Records from a data collection:
--------

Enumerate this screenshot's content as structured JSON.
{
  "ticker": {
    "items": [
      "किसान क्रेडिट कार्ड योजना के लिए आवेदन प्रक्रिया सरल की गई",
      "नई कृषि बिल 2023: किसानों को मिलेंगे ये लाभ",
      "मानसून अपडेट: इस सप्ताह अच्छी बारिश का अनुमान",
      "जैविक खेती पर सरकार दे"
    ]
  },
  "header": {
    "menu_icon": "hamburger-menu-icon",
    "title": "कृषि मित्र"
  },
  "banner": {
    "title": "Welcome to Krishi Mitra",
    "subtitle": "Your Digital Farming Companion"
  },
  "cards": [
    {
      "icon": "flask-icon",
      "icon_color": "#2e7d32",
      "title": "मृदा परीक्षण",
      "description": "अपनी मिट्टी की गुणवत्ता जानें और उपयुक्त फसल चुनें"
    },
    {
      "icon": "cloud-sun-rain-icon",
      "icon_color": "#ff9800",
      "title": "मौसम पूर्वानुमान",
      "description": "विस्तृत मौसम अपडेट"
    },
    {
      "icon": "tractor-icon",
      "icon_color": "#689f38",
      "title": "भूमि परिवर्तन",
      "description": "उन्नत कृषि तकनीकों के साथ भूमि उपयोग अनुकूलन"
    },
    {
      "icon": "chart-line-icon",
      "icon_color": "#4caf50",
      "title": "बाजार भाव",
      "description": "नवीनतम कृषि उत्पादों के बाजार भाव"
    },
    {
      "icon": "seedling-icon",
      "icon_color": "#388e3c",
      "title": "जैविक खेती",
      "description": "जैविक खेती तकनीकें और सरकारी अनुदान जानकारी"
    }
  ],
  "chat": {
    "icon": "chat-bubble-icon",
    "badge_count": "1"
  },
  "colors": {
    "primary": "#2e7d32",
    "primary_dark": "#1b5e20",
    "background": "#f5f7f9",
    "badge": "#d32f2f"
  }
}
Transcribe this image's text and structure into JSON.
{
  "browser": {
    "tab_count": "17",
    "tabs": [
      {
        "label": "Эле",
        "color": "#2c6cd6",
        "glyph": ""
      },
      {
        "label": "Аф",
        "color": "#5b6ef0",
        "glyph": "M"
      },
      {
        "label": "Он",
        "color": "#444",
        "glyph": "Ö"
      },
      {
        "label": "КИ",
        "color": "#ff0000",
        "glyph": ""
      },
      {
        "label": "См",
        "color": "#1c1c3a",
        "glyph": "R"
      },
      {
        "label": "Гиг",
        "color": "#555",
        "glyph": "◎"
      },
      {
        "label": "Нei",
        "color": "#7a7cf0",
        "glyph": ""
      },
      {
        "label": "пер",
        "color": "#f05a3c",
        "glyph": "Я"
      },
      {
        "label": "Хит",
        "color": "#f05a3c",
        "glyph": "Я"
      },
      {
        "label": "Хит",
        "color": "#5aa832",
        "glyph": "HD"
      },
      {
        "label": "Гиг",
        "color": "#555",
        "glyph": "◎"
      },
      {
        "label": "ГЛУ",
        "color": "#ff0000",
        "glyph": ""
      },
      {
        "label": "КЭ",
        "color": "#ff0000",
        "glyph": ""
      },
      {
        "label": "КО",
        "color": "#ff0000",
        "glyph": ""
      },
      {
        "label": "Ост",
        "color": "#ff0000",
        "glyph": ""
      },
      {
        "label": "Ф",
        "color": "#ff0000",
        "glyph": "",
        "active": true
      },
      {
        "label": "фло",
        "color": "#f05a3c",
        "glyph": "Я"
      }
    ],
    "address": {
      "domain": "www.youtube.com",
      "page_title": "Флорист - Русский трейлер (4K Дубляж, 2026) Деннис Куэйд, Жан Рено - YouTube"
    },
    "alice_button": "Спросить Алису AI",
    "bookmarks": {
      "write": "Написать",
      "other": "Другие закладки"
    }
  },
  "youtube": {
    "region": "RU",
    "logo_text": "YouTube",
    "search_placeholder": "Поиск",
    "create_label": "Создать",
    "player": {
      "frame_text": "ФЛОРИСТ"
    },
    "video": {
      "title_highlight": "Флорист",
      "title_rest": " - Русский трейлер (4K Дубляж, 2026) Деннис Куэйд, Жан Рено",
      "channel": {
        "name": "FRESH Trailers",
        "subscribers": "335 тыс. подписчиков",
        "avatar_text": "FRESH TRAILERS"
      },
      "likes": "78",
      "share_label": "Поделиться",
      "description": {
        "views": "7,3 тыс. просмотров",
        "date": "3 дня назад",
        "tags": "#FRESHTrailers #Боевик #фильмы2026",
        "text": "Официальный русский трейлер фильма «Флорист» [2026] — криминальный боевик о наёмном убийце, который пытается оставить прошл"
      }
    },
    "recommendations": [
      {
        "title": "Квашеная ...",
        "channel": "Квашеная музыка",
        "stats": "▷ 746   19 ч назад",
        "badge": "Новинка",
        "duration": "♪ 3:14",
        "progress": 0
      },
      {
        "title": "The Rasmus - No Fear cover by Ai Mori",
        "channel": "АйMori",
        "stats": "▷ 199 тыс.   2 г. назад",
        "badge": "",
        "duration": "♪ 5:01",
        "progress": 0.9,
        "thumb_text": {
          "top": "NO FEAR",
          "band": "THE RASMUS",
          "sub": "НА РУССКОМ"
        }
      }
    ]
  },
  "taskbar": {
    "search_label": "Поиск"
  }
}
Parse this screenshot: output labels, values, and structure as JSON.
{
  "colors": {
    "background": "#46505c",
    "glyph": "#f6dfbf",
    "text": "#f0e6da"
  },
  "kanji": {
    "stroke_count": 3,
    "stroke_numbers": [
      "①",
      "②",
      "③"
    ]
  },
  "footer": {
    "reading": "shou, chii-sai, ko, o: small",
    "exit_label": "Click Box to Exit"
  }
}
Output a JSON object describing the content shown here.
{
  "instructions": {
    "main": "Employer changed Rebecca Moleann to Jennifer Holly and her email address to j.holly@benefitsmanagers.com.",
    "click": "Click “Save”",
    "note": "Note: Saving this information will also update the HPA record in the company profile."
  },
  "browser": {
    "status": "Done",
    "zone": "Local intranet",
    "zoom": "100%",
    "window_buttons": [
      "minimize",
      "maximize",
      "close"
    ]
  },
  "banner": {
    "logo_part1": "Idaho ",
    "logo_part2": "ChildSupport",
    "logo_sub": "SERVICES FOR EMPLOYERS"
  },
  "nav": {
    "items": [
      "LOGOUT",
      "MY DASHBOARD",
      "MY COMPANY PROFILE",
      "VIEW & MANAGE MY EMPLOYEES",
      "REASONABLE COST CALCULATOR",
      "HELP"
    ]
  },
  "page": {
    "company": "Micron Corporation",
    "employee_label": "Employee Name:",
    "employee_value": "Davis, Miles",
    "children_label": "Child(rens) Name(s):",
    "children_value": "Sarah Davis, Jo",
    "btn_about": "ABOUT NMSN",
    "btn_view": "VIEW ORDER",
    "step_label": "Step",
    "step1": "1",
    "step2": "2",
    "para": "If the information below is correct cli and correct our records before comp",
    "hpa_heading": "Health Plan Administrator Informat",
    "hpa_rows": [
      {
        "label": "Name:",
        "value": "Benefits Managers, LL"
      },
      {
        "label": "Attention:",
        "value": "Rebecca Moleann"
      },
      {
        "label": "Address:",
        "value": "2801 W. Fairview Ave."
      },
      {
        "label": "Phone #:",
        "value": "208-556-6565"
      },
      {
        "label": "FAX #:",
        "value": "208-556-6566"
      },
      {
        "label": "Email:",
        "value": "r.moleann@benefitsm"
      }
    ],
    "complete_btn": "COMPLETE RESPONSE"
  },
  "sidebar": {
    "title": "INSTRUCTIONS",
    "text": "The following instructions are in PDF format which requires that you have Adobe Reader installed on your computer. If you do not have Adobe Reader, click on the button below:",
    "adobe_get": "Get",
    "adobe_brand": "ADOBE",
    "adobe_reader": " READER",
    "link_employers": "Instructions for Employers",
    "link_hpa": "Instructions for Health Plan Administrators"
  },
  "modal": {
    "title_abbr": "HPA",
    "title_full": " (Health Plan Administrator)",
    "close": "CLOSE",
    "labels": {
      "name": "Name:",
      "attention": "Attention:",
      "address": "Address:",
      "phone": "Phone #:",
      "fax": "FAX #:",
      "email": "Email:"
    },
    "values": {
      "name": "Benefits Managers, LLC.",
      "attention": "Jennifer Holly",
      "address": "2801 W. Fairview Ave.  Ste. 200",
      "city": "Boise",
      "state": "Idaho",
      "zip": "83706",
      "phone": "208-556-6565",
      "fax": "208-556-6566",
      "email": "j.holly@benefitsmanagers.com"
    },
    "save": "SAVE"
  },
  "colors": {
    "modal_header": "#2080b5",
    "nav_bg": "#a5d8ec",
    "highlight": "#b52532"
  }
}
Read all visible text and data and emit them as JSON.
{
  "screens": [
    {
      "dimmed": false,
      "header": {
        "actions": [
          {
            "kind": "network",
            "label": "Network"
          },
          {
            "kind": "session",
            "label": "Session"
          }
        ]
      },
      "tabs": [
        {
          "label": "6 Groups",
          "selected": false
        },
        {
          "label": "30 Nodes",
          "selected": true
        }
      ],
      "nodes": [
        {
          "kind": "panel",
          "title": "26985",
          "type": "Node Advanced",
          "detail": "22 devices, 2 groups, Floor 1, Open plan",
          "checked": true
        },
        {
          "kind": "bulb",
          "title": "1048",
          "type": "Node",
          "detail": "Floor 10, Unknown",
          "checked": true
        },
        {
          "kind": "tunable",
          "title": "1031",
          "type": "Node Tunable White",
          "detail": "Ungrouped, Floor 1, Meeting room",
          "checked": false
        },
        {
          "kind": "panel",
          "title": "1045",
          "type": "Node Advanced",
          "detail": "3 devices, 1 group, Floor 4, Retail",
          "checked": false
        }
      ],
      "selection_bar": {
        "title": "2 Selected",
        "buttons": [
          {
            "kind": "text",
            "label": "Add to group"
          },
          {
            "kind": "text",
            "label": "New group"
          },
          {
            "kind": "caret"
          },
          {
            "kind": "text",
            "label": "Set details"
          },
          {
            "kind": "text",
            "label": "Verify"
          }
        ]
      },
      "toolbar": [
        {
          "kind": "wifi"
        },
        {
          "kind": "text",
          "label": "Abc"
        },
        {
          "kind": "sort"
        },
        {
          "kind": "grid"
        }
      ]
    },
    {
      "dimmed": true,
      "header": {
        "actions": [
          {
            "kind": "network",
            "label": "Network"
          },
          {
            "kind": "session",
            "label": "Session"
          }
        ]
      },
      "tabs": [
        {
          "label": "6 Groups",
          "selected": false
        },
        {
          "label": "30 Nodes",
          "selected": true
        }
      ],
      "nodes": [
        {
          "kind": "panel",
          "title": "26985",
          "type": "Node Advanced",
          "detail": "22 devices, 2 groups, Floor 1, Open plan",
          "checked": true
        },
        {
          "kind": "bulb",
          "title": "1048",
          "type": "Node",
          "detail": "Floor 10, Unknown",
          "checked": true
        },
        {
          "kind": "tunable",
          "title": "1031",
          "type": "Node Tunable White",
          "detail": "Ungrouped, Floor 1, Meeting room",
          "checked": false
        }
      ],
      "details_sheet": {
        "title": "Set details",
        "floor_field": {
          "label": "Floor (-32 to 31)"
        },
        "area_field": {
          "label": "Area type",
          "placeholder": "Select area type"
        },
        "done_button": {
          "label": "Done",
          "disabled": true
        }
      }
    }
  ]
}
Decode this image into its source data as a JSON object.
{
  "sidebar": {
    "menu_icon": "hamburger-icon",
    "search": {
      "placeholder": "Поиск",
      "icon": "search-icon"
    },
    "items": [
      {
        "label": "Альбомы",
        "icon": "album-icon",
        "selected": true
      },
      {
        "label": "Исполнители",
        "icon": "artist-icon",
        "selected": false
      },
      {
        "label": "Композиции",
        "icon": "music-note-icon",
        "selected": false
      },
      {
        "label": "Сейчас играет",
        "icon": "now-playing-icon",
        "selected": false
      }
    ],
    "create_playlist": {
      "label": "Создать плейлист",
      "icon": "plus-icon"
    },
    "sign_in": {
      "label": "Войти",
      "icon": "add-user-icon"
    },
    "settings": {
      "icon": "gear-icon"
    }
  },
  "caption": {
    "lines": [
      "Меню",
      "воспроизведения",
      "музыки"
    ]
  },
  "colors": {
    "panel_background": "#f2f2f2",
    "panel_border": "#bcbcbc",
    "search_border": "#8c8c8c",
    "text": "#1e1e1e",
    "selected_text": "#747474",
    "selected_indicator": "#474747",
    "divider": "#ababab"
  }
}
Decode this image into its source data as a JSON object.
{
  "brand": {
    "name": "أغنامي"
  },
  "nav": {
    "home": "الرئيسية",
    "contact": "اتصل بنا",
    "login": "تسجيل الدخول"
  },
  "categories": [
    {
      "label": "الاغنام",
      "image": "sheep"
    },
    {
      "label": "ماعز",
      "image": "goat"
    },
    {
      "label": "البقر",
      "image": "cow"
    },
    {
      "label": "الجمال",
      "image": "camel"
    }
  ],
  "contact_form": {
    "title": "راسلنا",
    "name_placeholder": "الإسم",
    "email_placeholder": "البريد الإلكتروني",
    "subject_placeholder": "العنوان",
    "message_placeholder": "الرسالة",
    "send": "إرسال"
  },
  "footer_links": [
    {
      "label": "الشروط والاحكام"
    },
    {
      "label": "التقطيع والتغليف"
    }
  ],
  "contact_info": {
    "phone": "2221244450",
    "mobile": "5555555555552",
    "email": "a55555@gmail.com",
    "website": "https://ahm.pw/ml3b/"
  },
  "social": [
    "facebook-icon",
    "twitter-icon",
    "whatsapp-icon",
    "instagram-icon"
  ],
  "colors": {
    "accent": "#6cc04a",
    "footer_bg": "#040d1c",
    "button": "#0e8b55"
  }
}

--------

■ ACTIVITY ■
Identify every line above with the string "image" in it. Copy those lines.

■ EXERCISE ANSWER ■
Transcribe this image's text and structure into JSON.
Decode this image into its source data as a JSON object.
Decode this image into its source data as a JSON object.
      "image": "sheep"
      "image": "goat"
      "image": "cow"
      "image": "camel"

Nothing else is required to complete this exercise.